We hold the world record in the amount of time devoted to testing—even as we also hold the record for spending less on children's health and welfare.
The causes of our exceptionalism are myriad. A piece in The New York Times Sunday Review by Alexander Stille suggests that one explanation may be that we're seeing the impact of two shifts: "one shows a steady march toward democratic inclusion, the other toward a tolerance of economic stratification that would have been unthinkable a generation ago." He suggests that the end of social mobility is having an impact with side effects we aren't noticing. Maybe this helps explain, Diane, the irrationality of the current wave of corporate education reform. It's a distraction from dealing with the real economic crisis. Better to fight about equal test scores than equal family income and wealth.
But after more than two decades of these New Reforms—more and more testing, higher stakes, charters, and mayoral control—we do know some things for sure:
(a) Test scores have not risen, and the test-score gap hasn't narrowed.
(b) We have moved further away from building a profession that retains and uses its experienced teachers well.

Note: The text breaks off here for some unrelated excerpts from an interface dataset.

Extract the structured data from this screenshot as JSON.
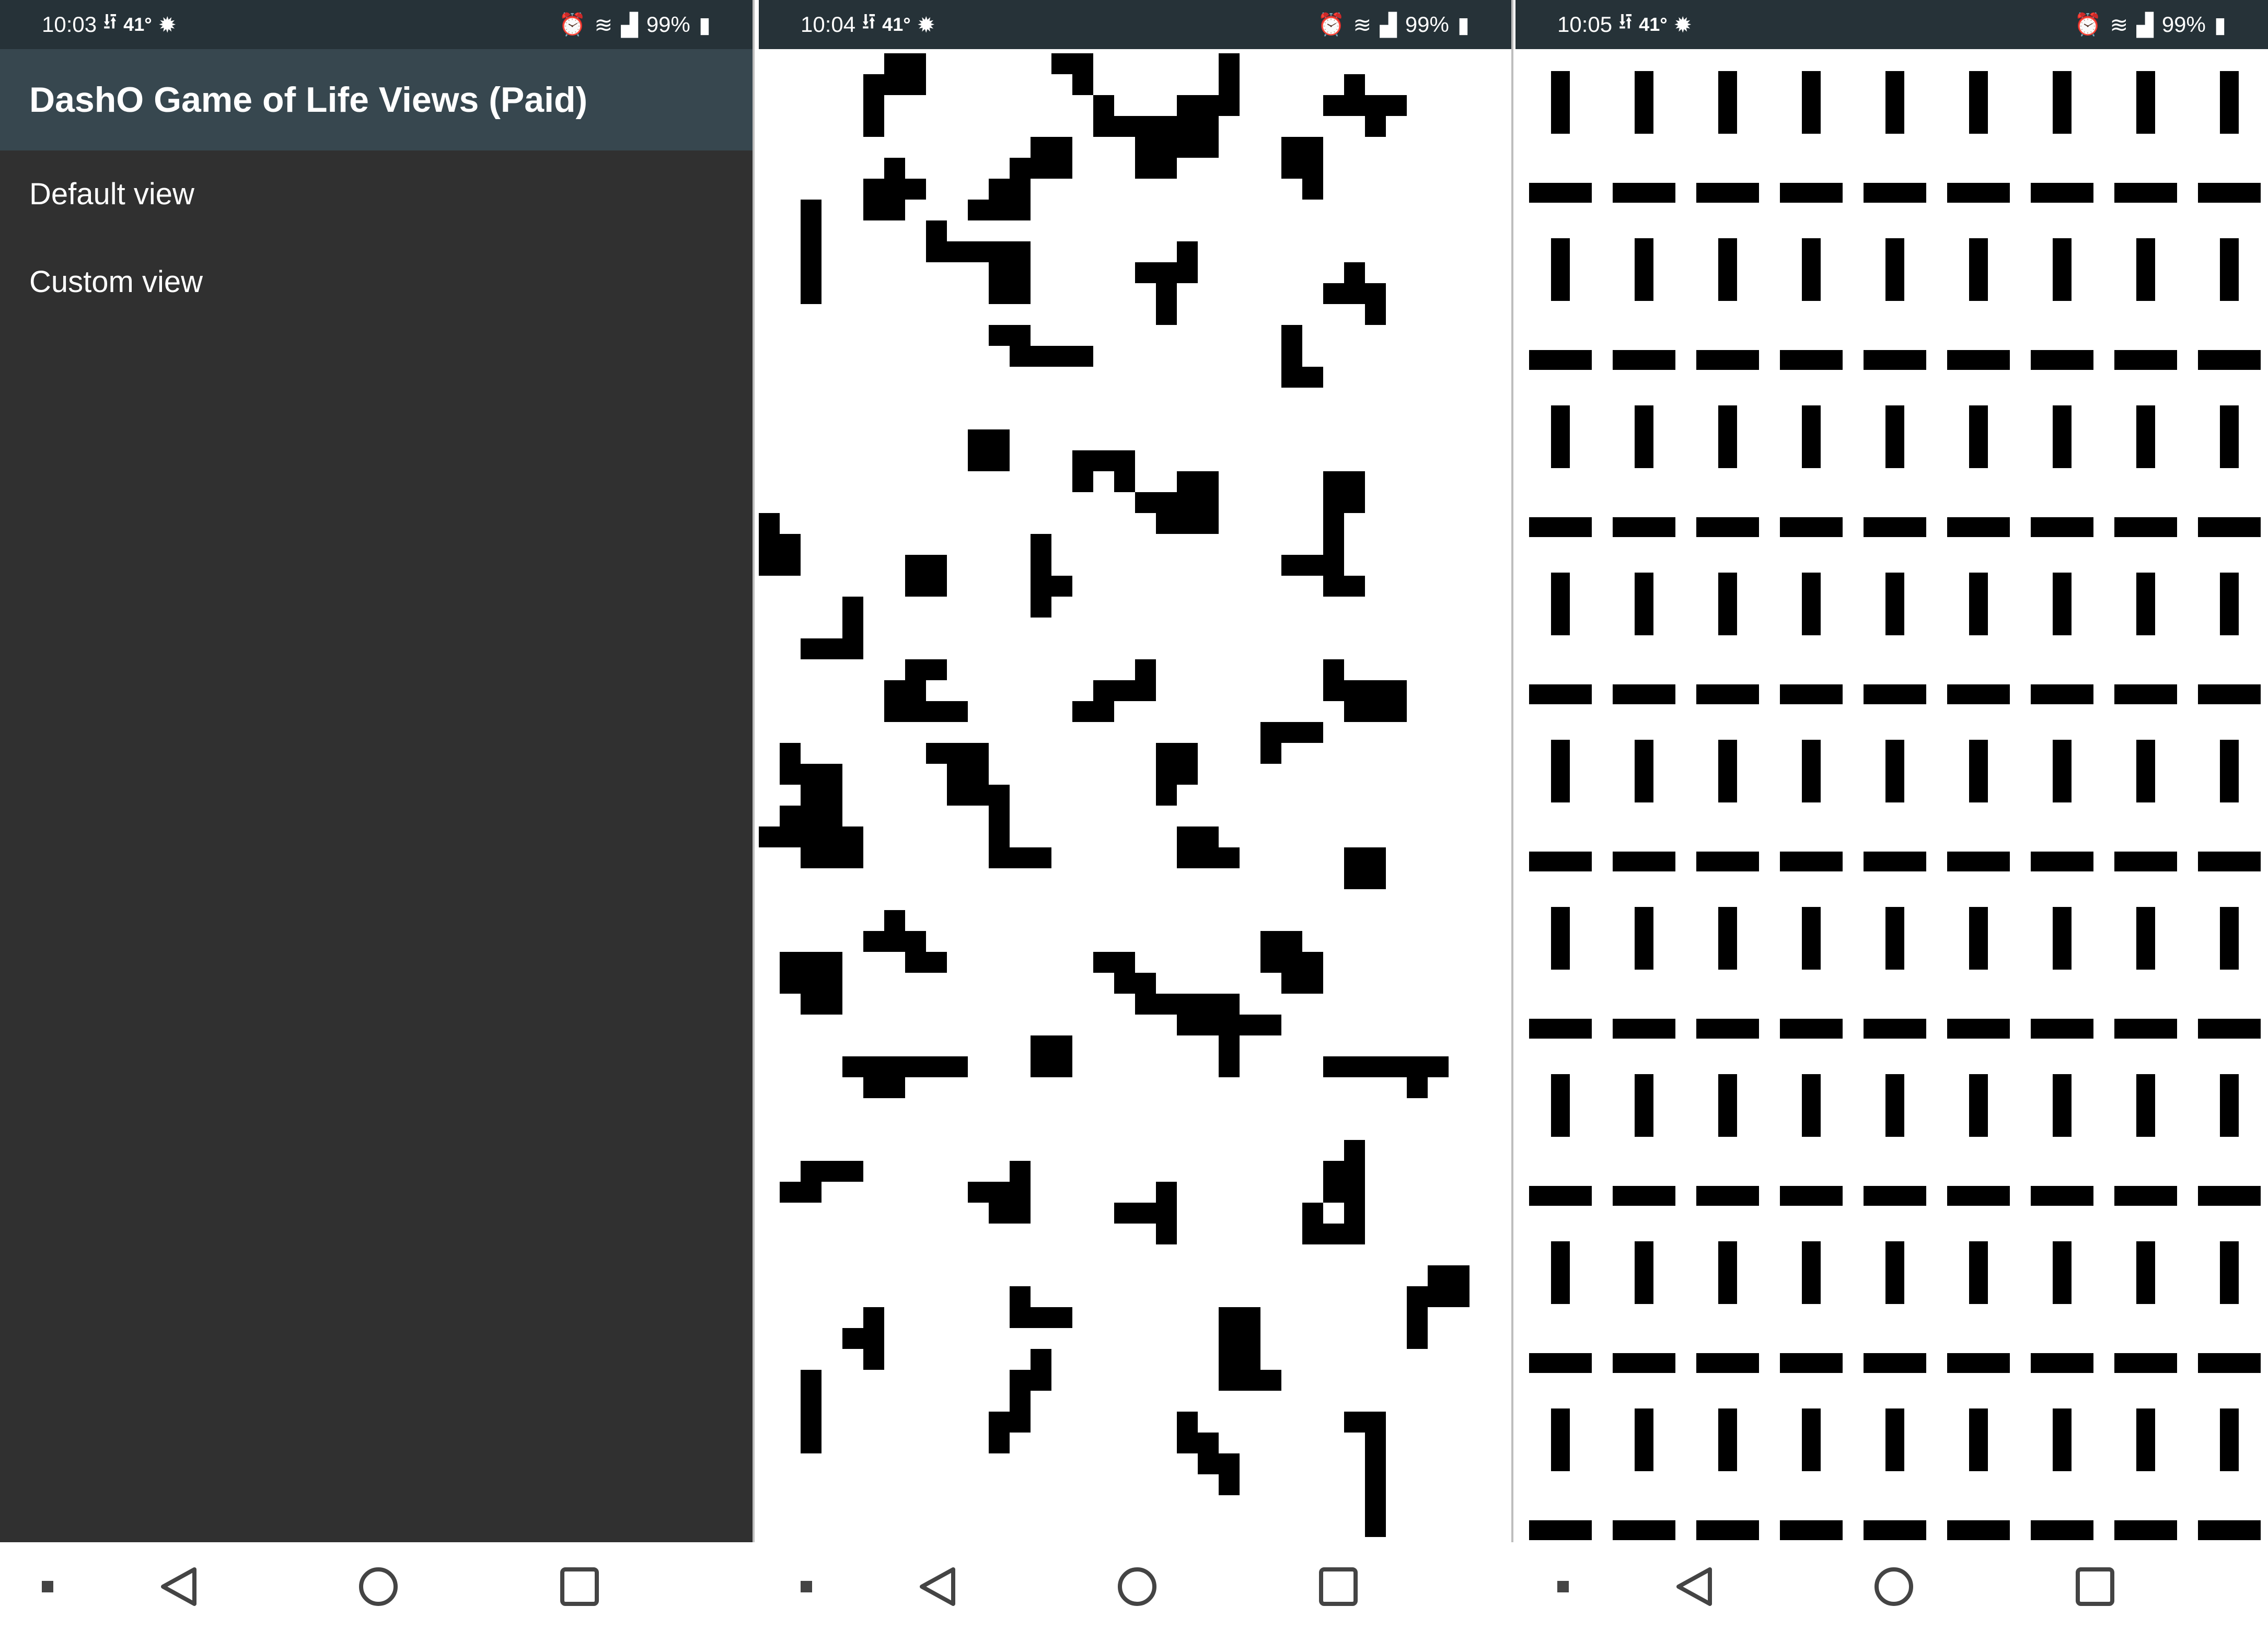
{
  "screens": [
    {
      "time": "10:03",
      "temp": "41°",
      "battery": "99%",
      "status_icons": [
        "usb-icon",
        "bug-icon",
        "alarm-icon",
        "wifi-icon",
        "signal-icon",
        "battery-icon"
      ],
      "app_title": "DashO Game of Life Views (Paid)",
      "menu_items": [
        {
          "label": "Default view"
        },
        {
          "label": "Custom view"
        }
      ]
    },
    {
      "time": "10:04",
      "temp": "41°",
      "battery": "99%",
      "status_icons": [
        "usb-icon",
        "bug-icon",
        "alarm-icon",
        "wifi-icon",
        "signal-icon",
        "battery-icon"
      ],
      "view": "default-view",
      "cell_color": "#000000"
    },
    {
      "time": "10:05",
      "temp": "41°",
      "battery": "99%",
      "status_icons": [
        "usb-icon",
        "bug-icon",
        "alarm-icon",
        "wifi-icon",
        "signal-icon",
        "battery-icon"
      ],
      "view": "custom-view",
      "cell_color": "#000000"
    }
  ],
  "nav_icons": [
    "recents-dot-icon",
    "back-icon",
    "home-icon",
    "overview-icon"
  ],
  "colors": {
    "status_bar": "#263238",
    "app_bar": "#37474f",
    "menu_bg": "#303030",
    "cell": "#000000"
  }
}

(c) We are witnessing unimaginable hours spent on test-prepping and a narrowing of the rest of the curriculum while cheating is being ignored and teachers are being demoralized. Hardly trivial side effects.

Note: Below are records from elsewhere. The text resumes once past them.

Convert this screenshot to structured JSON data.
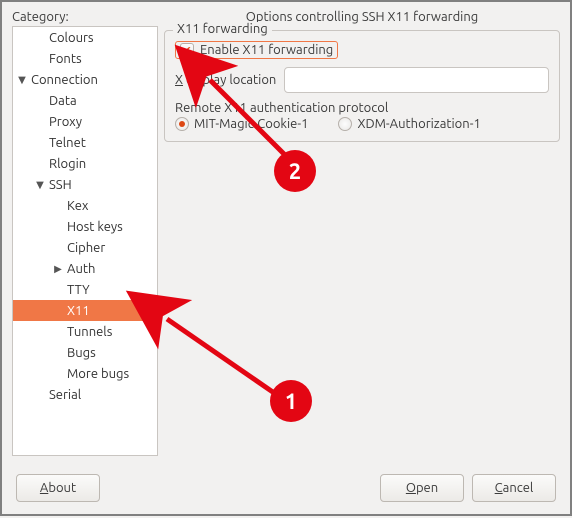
{
  "category_label": "Category:",
  "panel_title": "Options controlling SSH X11 forwarding",
  "group_label": "X11 forwarding",
  "checkbox_label": "Enable X11 forwarding",
  "checkbox_checked": true,
  "display_label_pre": "X",
  "display_label_mid": " display location",
  "display_value": "",
  "auth_label": "Remote X11 authentication protocol",
  "radio_mit": "MIT-Magic-Cookie-1",
  "radio_xdm": "XDM-Authorization-1",
  "buttons": {
    "about": "About",
    "open": "Open",
    "cancel": "Cancel"
  },
  "tree": [
    {
      "label": "Colours",
      "depth": 2,
      "arrow": ""
    },
    {
      "label": "Fonts",
      "depth": 2,
      "arrow": ""
    },
    {
      "label": "Connection",
      "depth": 1,
      "arrow": "down"
    },
    {
      "label": "Data",
      "depth": 2,
      "arrow": ""
    },
    {
      "label": "Proxy",
      "depth": 2,
      "arrow": ""
    },
    {
      "label": "Telnet",
      "depth": 2,
      "arrow": ""
    },
    {
      "label": "Rlogin",
      "depth": 2,
      "arrow": ""
    },
    {
      "label": "SSH",
      "depth": 2,
      "arrow": "down"
    },
    {
      "label": "Kex",
      "depth": 3,
      "arrow": ""
    },
    {
      "label": "Host keys",
      "depth": 3,
      "arrow": ""
    },
    {
      "label": "Cipher",
      "depth": 3,
      "arrow": ""
    },
    {
      "label": "Auth",
      "depth": 3,
      "arrow": "right"
    },
    {
      "label": "TTY",
      "depth": 3,
      "arrow": ""
    },
    {
      "label": "X11",
      "depth": 3,
      "arrow": "",
      "selected": true
    },
    {
      "label": "Tunnels",
      "depth": 3,
      "arrow": ""
    },
    {
      "label": "Bugs",
      "depth": 3,
      "arrow": ""
    },
    {
      "label": "More bugs",
      "depth": 3,
      "arrow": ""
    },
    {
      "label": "Serial",
      "depth": 2,
      "arrow": ""
    }
  ],
  "annotations": {
    "badge1": "1",
    "badge2": "2"
  }
}
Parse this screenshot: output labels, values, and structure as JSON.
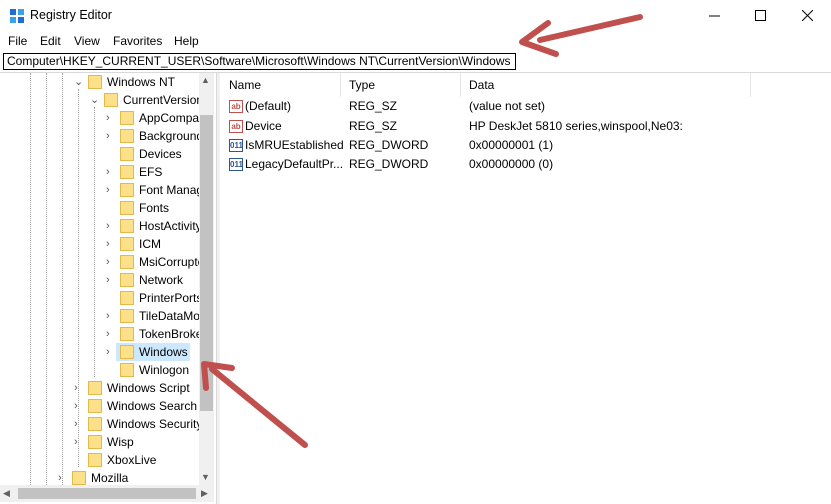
{
  "window": {
    "title": "Registry Editor",
    "icon": "registry-icon",
    "controls": {
      "minimize": "—",
      "maximize": "☐",
      "close": "✕"
    }
  },
  "menu": [
    "File",
    "Edit",
    "View",
    "Favorites",
    "Help"
  ],
  "address": "Computer\\HKEY_CURRENT_USER\\Software\\Microsoft\\Windows NT\\CurrentVersion\\Windows",
  "tree": {
    "items": [
      {
        "label": "Windows NT",
        "expanded": true
      },
      {
        "label": "CurrentVersion",
        "expanded": true
      },
      {
        "label": "AppCompatFlags",
        "expandable": true
      },
      {
        "label": "BackgroundModel",
        "expandable": true
      },
      {
        "label": "Devices",
        "expandable": false
      },
      {
        "label": "EFS",
        "expandable": true
      },
      {
        "label": "Font Management",
        "expandable": true
      },
      {
        "label": "Fonts",
        "expandable": false
      },
      {
        "label": "HostActivityManager",
        "expandable": true
      },
      {
        "label": "ICM",
        "expandable": true
      },
      {
        "label": "MsiCorruptedFileRecovery",
        "expandable": true
      },
      {
        "label": "Network",
        "expandable": true
      },
      {
        "label": "PrinterPorts",
        "expandable": false
      },
      {
        "label": "TileDataModel",
        "expandable": true
      },
      {
        "label": "TokenBroker",
        "expandable": true
      },
      {
        "label": "Windows",
        "expandable": true,
        "selected": true
      },
      {
        "label": "Winlogon",
        "expandable": false
      },
      {
        "label": "Windows Script",
        "expandable": true
      },
      {
        "label": "Windows Search",
        "expandable": true
      },
      {
        "label": "Windows Security Health",
        "expandable": true
      },
      {
        "label": "Wisp",
        "expandable": true
      },
      {
        "label": "XboxLive",
        "expandable": false
      },
      {
        "label": "Mozilla",
        "expandable": true
      }
    ]
  },
  "list": {
    "columns": [
      "Name",
      "Type",
      "Data"
    ],
    "rows": [
      {
        "icon": "string-value-icon",
        "icon_text": "ab",
        "name": "(Default)",
        "type": "REG_SZ",
        "data": "(value not set)"
      },
      {
        "icon": "string-value-icon",
        "icon_text": "ab",
        "name": "Device",
        "type": "REG_SZ",
        "data": "HP DeskJet 5810 series,winspool,Ne03:"
      },
      {
        "icon": "dword-value-icon",
        "icon_text": "011",
        "name": "IsMRUEstablished",
        "type": "REG_DWORD",
        "data": "0x00000001 (1)"
      },
      {
        "icon": "dword-value-icon",
        "icon_text": "011",
        "name": "LegacyDefaultPr...",
        "type": "REG_DWORD",
        "data": "0x00000000 (0)"
      }
    ]
  },
  "colors": {
    "arrow": "#c0504d",
    "selection": "#cce8ff",
    "folder": "#fde08a"
  }
}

And we know that our immediate bleak economic future will exacerbate all these trends, unless ... How have we gotten to this point? And how might we shift direction?
For a century or more education policy has periodically nurtured nostalgia for a past that never was and encouraged belief in a future crisis that bears no resemblance to reality. It's not a good combination. Even Al Shanker told me 30 years ago that, while he agreed with me, the public only responds to crises—real or not. We have to go along with turning this into a crisis, appealing to a variety of different audiences' fears, he said. It's a difficult legacy.

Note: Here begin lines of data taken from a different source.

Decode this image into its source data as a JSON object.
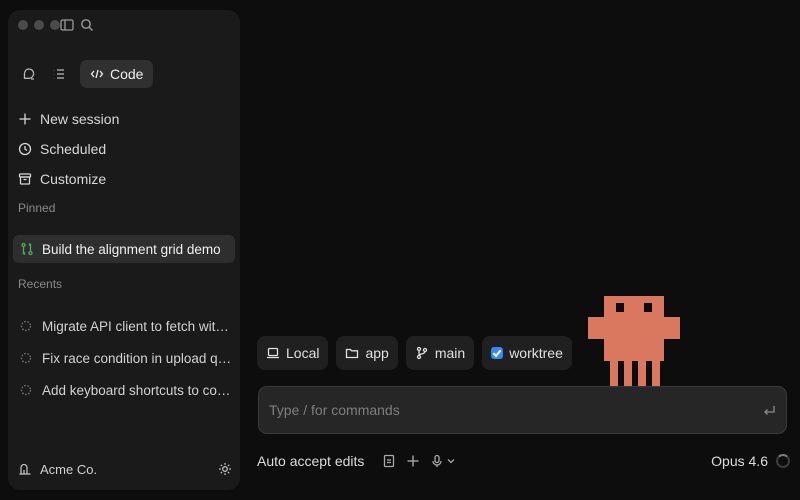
{
  "sidebar": {
    "mode_button": "Code",
    "menu": [
      {
        "label": "New session",
        "icon": "plus-icon"
      },
      {
        "label": "Scheduled",
        "icon": "clock-icon"
      },
      {
        "label": "Customize",
        "icon": "archive-icon"
      }
    ],
    "pinned_label": "Pinned",
    "pinned_item": {
      "label": "Build the alignment grid demo",
      "icon": "git-compare-icon",
      "icon_color": "#4caf50"
    },
    "recents_label": "Recents",
    "recents": [
      {
        "label": "Migrate API client to fetch with retries"
      },
      {
        "label": "Fix race condition in upload queue"
      },
      {
        "label": "Add keyboard shortcuts to command palette"
      }
    ],
    "org_name": "Acme Co."
  },
  "chips": {
    "location": "Local",
    "folder": "app",
    "branch": "main",
    "worktree": "worktree",
    "worktree_checked": true
  },
  "input": {
    "placeholder": "Type / for commands"
  },
  "bottom": {
    "mode_label": "Auto accept edits",
    "model_label": "Opus 4.6"
  },
  "colors": {
    "accent_checkbox": "#2f8af5",
    "mascot": "#d9785f",
    "background": "#0d0d0d",
    "sidebar": "#1a1a1a"
  }
}
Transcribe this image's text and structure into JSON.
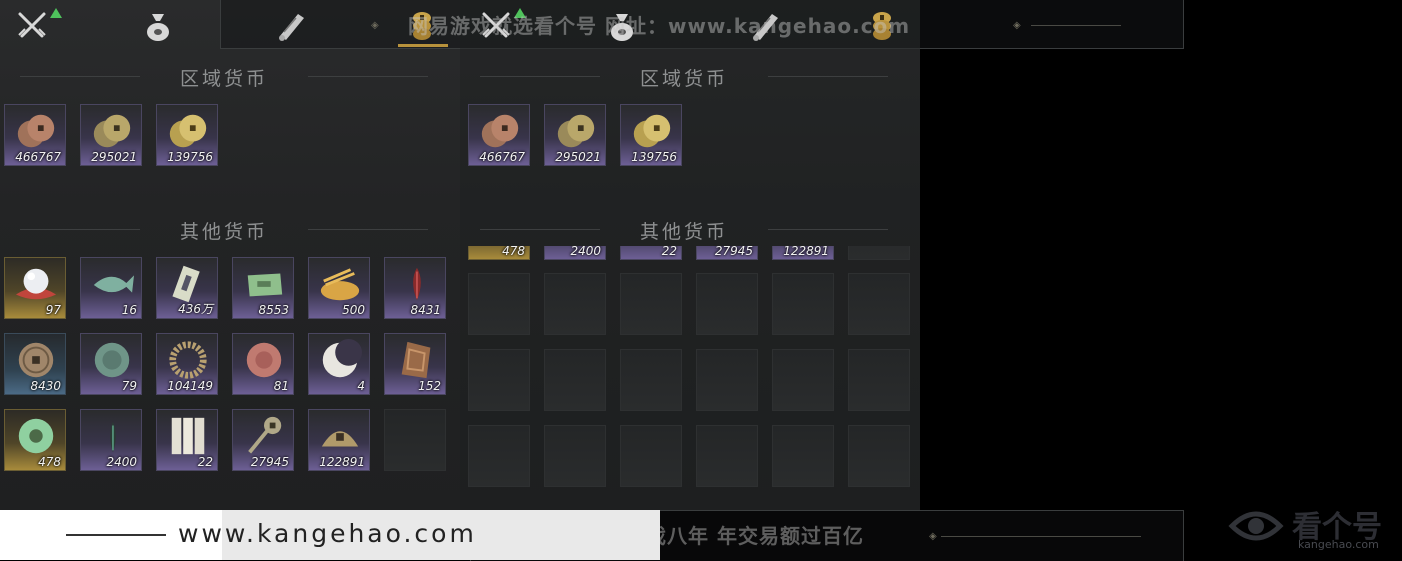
{
  "watermark": {
    "top": "网易游戏就选看个号  网址：www.kangehao.com",
    "bottom": "看个号专业网易游戏八年  年交易额过百亿",
    "url": "www.kangehao.com",
    "logo_text": "看个号",
    "logo_sub": "kangehao.com"
  },
  "tabs": [
    {
      "name": "weapons-tab",
      "icon": "crossed-swords-icon"
    },
    {
      "name": "pouch-tab",
      "icon": "money-pouch-icon"
    },
    {
      "name": "scroll-tab",
      "icon": "scroll-icon"
    },
    {
      "name": "currency-tab",
      "icon": "coin-stack-icon",
      "active": true
    }
  ],
  "left_panel": {
    "regional_title": "区域货币",
    "other_title": "其他货币",
    "regional": [
      {
        "count": "466767",
        "icon": "copper-coins-icon",
        "rarity": "purple"
      },
      {
        "count": "295021",
        "icon": "bronze-coins-icon",
        "rarity": "purple"
      },
      {
        "count": "139756",
        "icon": "gold-coins-icon",
        "rarity": "purple"
      }
    ],
    "other": [
      {
        "count": "97",
        "icon": "pearl-icon",
        "rarity": "gold"
      },
      {
        "count": "16",
        "icon": "jade-fish-icon",
        "rarity": "purple"
      },
      {
        "count": "436万",
        "icon": "banknote-icon",
        "rarity": "purple"
      },
      {
        "count": "8553",
        "icon": "green-ticket-icon",
        "rarity": "purple"
      },
      {
        "count": "500",
        "icon": "grain-pile-icon",
        "rarity": "purple"
      },
      {
        "count": "8431",
        "icon": "red-feather-icon",
        "rarity": "purple"
      },
      {
        "count": "8430",
        "icon": "ancient-coin-icon",
        "rarity": "blue"
      },
      {
        "count": "79",
        "icon": "jade-disc-icon",
        "rarity": "purple"
      },
      {
        "count": "104149",
        "icon": "bead-bracelet-icon",
        "rarity": "purple"
      },
      {
        "count": "81",
        "icon": "red-medallion-icon",
        "rarity": "purple"
      },
      {
        "count": "4",
        "icon": "crescent-moon-icon",
        "rarity": "purple"
      },
      {
        "count": "152",
        "icon": "bronze-plaque-icon",
        "rarity": "purple"
      },
      {
        "count": "478",
        "icon": "jade-ring-icon",
        "rarity": "gold"
      },
      {
        "count": "2400",
        "icon": "green-feather-icon",
        "rarity": "purple"
      },
      {
        "count": "22",
        "icon": "paper-slips-icon",
        "rarity": "purple"
      },
      {
        "count": "27945",
        "icon": "key-coin-icon",
        "rarity": "purple"
      },
      {
        "count": "122891",
        "icon": "half-coin-icon",
        "rarity": "purple"
      }
    ]
  },
  "right_panel": {
    "regional_title": "区域货币",
    "other_title": "其他货币",
    "regional": [
      {
        "count": "466767",
        "icon": "copper-coins-icon",
        "rarity": "purple"
      },
      {
        "count": "295021",
        "icon": "bronze-coins-icon",
        "rarity": "purple"
      },
      {
        "count": "139756",
        "icon": "gold-coins-icon",
        "rarity": "purple"
      }
    ],
    "scrolled_row": [
      {
        "count": "478",
        "rarity": "gold"
      },
      {
        "count": "2400",
        "rarity": "purple"
      },
      {
        "count": "22",
        "rarity": "purple"
      },
      {
        "count": "27945",
        "rarity": "purple"
      },
      {
        "count": "122891",
        "rarity": "purple"
      }
    ]
  },
  "colors": {
    "purple": "#6d5f95",
    "gold": "#a88b3b",
    "blue": "#4b6a85",
    "active_tab": "#b8923c"
  }
}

Why suddenly does the common-sense fact that teachers (and unions) fight for contracts that give them less onerous workloads, more job security, and more pay turn into a crime? Does Wall Street live by another code? (Educators and Wall Street'ers both need to watch Daniel Pink's chalk talk on motivation to consider his counter-intuitive findings—that rewards are counterproductive when it comes to honesty and doing good work.)
Yes, we're not always consistent either. We can always shout "gotcha" at each other.
Our "schooling" crisis has been in part real, a symptom of something "new" and wonderful—in post-World War II America, the temporary end of a racist immigration policy that stemmed from World War I, the success of the GI Bill of Rights, the drive for equality that grew out of the War on Poverty and the civil rights and women's movements in the '60s. These all had dramatic effects on education.
A little personal background, much of which you know, Diane. I entered teaching in 1963 during the early civil rights movement and allied myself with a growing new progressivism. Sometimes called "open education," its advocates were given a warm reception in some places of power for about five years, maybe 10. By 1985, I thought we were on the cutting edge of a transformative movement. I was dead wrong. We were declared to be too slow in showing test success and our vision hard to mandate from the top down. The New Reformers decided on a different path, which they have pursued now for between 20 and 30 years of unprecedented attention and resources.
Maybe the time has come to acknowledge that the changes we need can't be measured by the tools we've been using and that replicating by mandate in an "industry" like education has limits. Those who designed the instruments that measure us as failures admit they never intended them to be used for high-stakes purposes. There will be some schools and kids whose scores go up, some down, and some both or neither. But the whole demographic will remain unchanged unless we ignore cheating or what it means to be truly educated.
Since I began my crusade against this kind of testing in the late 1960s I've been told: (1) Something is better than nothing, and (2) we are developing better measurement tools. Bah, humbug. After 45 years of hearing this—literally—I don't believe it. We know there are both better ways of administering standardized tests that will do less damage: sampling. We know plenty of other ways that we can look at kids' work to assess their individual progress. I can name several-hundred public and private schools that have done so for decades. But the particulars of their solutions are not replicable because measures of success rest on "values" that need to be openly negotiated, not mandated. That's an advantage private schools have that could be made public.
Maybe it's time to encourage new and old reforms alike, while schools are mandated to invent very different ways to track what the public wants to know about the work of their students. Let this be in the hands of each school's lay and professional community.
We CANNOT afford the existing gross confusion between achievement and test scores. It has led us to promote the kind of education quick fix no one would propose for its "ruling class." I'll bet Socrates would agree with me on this.